No less courageous than intentionally attracting enemy fire was Smith writing his second book on PTSD. Like “Easy Target,” he shares his experiences in a very upfront direct way, warts and all. Smith does not shy away from mistakes made, pain experienced and challenges wrestled. The gift for us is to have a better sense of what our combat veterans go through and the price they and their loved ones pay.
“The operative word with PTSD is distraction,” said Smith. “Most vets, when they come back, do it through alcohol or drugs, basically to distract themselves. I did the same thing. It became obvious that I would kill myself in my vehicle because I was getting so drunk. So I switched to pot. Instead of going to bars, I stayed home, but that also led to self-destructive ways.”
Smith realized that his behaviors hurt those he loved most: his wife and two sons — the people whose love and support were critical to his well-being. Smith found himself apologizing a lot. Smith realized that if he wanted not just to survive but thrive, he needed to develop constructive distractions, ones that drew his full attention toward some positive outcome.
“I found writing books was the ultimate distraction,” said Smith. “PTSD will always be with me. The most important thing is learning how to live with it, recognize it, and apologize for your anger. That’s the most common. The reason I’m open about my experiences is that it doesn’t hurt me to be so. And, number two, I hope it will benefit people. It’s easy to write checks, and that’s helpful, but I’ve learned that if you put a lot of time into a challenging task when you do that, the effort is its own reward.”

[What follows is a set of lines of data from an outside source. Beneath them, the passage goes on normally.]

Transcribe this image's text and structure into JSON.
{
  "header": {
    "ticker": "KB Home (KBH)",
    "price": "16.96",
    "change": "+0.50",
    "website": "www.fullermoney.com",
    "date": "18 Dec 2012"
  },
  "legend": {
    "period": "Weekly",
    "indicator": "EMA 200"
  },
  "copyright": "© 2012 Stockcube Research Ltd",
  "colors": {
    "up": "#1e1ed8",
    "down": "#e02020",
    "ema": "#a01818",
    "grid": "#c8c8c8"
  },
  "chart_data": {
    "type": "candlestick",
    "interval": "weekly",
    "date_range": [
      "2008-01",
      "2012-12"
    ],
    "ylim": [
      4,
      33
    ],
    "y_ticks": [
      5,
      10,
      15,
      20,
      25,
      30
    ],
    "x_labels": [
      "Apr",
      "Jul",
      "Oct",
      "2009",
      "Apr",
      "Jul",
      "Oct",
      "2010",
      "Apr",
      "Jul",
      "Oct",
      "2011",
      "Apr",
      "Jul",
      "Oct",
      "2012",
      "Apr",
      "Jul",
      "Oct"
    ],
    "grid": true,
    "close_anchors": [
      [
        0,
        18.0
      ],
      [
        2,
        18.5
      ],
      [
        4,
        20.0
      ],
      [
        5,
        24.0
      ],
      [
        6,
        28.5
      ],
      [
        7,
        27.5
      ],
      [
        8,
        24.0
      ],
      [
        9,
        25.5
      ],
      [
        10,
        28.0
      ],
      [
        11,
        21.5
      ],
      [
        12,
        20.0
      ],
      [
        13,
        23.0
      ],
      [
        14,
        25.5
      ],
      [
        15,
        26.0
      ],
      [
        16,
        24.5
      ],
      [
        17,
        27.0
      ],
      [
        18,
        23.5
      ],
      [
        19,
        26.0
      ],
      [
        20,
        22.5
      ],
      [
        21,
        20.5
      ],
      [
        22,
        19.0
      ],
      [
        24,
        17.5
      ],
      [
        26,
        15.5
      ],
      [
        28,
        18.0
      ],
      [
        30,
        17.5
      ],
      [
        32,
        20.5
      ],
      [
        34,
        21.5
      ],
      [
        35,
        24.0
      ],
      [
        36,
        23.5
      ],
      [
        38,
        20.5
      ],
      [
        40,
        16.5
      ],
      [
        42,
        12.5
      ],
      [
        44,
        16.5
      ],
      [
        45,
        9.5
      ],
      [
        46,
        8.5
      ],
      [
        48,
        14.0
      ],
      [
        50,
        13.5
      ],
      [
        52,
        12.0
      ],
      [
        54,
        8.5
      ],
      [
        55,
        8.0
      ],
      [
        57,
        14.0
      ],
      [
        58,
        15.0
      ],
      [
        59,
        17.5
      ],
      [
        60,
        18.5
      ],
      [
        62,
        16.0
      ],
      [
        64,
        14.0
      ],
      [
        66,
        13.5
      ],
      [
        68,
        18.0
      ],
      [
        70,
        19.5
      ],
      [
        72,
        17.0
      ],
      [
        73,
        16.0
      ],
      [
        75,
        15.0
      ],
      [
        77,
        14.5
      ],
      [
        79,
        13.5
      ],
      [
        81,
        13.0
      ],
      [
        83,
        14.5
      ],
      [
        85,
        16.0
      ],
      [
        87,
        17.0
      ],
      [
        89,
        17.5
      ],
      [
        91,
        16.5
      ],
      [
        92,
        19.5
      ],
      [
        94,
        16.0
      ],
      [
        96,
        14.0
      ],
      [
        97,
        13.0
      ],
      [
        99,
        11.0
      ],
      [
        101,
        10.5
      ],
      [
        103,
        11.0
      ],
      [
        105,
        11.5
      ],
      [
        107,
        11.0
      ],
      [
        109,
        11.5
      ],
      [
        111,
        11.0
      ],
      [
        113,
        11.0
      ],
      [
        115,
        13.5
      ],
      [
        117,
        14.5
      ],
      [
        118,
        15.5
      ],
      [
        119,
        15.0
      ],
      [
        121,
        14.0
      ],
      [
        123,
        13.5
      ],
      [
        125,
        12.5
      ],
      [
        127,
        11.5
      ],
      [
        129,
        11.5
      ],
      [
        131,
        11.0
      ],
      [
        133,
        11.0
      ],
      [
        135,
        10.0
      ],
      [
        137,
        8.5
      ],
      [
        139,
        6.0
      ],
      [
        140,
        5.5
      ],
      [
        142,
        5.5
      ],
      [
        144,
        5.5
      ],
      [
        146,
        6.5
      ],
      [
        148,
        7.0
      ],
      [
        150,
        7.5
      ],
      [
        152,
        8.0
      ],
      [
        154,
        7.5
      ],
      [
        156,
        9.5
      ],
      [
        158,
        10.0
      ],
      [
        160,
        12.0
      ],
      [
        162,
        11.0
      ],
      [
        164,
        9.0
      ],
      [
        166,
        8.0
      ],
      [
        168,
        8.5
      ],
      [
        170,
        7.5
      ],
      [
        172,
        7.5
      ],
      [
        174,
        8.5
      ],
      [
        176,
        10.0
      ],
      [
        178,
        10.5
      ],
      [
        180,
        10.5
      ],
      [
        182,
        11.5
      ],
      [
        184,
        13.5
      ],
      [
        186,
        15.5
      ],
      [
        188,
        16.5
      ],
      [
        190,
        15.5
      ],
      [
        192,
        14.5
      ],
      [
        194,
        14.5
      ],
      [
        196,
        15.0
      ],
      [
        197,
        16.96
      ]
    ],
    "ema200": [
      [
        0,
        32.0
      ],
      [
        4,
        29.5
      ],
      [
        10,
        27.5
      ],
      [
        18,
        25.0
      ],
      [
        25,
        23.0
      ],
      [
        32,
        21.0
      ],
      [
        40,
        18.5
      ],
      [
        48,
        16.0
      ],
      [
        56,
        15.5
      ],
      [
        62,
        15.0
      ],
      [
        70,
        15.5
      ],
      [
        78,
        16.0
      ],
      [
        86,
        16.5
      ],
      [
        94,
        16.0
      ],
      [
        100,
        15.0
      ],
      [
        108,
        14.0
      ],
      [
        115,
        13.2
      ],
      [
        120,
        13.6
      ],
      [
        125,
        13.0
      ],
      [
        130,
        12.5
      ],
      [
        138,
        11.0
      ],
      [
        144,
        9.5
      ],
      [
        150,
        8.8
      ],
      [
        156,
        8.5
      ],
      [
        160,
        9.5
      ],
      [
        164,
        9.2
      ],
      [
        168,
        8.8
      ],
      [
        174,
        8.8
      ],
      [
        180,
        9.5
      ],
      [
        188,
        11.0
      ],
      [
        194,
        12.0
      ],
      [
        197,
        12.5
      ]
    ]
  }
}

Tom Smith’s latest distraction is building a new home by himself on the west coast. He has published three books to date, all available through Amazon and other outlets, and plans to start a fourth in the spring.
(Naj Wikoff lives in Keene Valley. He has been covering events for the Lake Placid News for more than 15 years.)